You have to be creative as a Baptist church planter in Japan. There aren't a whole lot of options for a baptism, particularly this time of year. We've no church facility yet with a baptismal. Outdoor pools aren't going to work in early spring either, even if one had exclusive access. Rivers and lakes are out. The best we could come up with was using another church facility and a borrowed tub. But even then only some of our people would be able to attend as the service would need to be at a different time and in a different place.
Then the thought occurred..."What if we were able to use the local public bathhouse?" Public bathhouses in Japan are still quite common, as many small urban apartments do not have space for a bath tub or shower. Typically a male or female only bathhouse can handle 20 - 30 bathers at a time with individual faucets for each, and a collective tub for everyone (okay, you'll have to see one to understand the idea).
It would be extremely unlikely the owner would agree to something like that. They've no understanding of Christianity, let alone what a baptism is. It would come across as an odd religious thing. With the many radical new religious groups in Japan, Japanese have a heightened adversion to getting involved with religious things period.
Well, God goes ahead and opens impossible doors for us when we knock on them in faith. Amazingly, the owner of our local bathhouse agreed to let us use the facility exclusively on a Sunday morning for a baptism. Of course, he expects to collect 400 yen a head.

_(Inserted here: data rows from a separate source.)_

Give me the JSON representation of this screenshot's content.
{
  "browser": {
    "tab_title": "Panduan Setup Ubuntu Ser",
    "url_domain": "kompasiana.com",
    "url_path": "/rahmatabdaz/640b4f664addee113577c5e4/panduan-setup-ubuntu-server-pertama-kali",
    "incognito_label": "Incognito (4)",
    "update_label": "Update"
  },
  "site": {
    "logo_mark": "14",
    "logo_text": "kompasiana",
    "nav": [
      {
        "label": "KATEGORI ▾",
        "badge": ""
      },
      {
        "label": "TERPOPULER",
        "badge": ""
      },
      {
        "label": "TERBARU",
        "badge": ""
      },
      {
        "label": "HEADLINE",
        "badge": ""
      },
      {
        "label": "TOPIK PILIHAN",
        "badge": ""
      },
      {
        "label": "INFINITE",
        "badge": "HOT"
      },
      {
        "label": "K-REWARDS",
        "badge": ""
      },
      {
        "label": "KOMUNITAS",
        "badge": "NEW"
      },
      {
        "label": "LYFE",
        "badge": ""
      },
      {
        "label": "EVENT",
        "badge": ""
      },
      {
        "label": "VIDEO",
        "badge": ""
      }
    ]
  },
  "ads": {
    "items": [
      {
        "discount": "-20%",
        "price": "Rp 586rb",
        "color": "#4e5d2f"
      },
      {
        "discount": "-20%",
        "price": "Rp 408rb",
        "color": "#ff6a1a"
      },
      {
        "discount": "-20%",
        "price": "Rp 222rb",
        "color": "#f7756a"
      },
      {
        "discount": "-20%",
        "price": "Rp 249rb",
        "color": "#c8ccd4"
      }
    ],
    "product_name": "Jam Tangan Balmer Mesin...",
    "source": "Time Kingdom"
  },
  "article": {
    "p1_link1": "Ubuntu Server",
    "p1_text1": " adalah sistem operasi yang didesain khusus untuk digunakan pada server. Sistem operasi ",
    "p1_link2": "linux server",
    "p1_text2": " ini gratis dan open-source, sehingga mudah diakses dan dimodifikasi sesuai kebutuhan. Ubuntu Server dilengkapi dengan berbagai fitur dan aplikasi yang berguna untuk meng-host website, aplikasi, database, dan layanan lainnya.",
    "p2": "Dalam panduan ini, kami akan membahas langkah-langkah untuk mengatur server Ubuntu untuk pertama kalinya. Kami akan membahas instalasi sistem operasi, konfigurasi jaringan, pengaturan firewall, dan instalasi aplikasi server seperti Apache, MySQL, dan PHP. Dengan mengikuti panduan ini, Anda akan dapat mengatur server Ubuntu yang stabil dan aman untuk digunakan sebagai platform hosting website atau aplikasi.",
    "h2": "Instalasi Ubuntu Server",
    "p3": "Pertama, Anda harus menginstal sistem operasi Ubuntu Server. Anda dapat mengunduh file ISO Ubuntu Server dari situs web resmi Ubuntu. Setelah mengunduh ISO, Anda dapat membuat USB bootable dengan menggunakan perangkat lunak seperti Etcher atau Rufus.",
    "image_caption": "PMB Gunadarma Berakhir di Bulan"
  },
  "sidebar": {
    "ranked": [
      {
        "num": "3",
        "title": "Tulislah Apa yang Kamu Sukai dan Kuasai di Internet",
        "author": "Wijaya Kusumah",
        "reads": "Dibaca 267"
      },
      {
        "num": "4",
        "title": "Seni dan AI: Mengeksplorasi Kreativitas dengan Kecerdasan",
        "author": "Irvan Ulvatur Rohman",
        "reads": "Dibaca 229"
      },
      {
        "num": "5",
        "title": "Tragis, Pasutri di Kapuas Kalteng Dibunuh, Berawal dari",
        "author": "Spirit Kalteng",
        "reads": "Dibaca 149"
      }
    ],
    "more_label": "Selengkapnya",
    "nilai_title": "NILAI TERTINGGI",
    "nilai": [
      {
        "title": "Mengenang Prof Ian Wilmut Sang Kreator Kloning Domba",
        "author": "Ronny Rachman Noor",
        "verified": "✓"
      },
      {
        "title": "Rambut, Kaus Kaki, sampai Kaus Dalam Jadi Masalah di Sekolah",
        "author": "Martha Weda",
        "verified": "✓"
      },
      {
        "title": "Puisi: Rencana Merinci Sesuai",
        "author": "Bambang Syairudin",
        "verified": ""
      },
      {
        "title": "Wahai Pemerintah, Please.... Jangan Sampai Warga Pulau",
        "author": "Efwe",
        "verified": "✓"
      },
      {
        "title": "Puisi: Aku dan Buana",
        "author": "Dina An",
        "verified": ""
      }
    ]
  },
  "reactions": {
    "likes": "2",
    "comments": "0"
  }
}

Clearly there was some initial confusion about what a baptism was on his part. He wanted to know, "So, will all the people from your church being getting into the bath together?" "No," we assured him. "Just one. And even he will be wearing clothes." "Oh." he replied, "but if you're paying you should take a bath together anyway." Well, that would be a level of Christian fellowship we're not really ready for.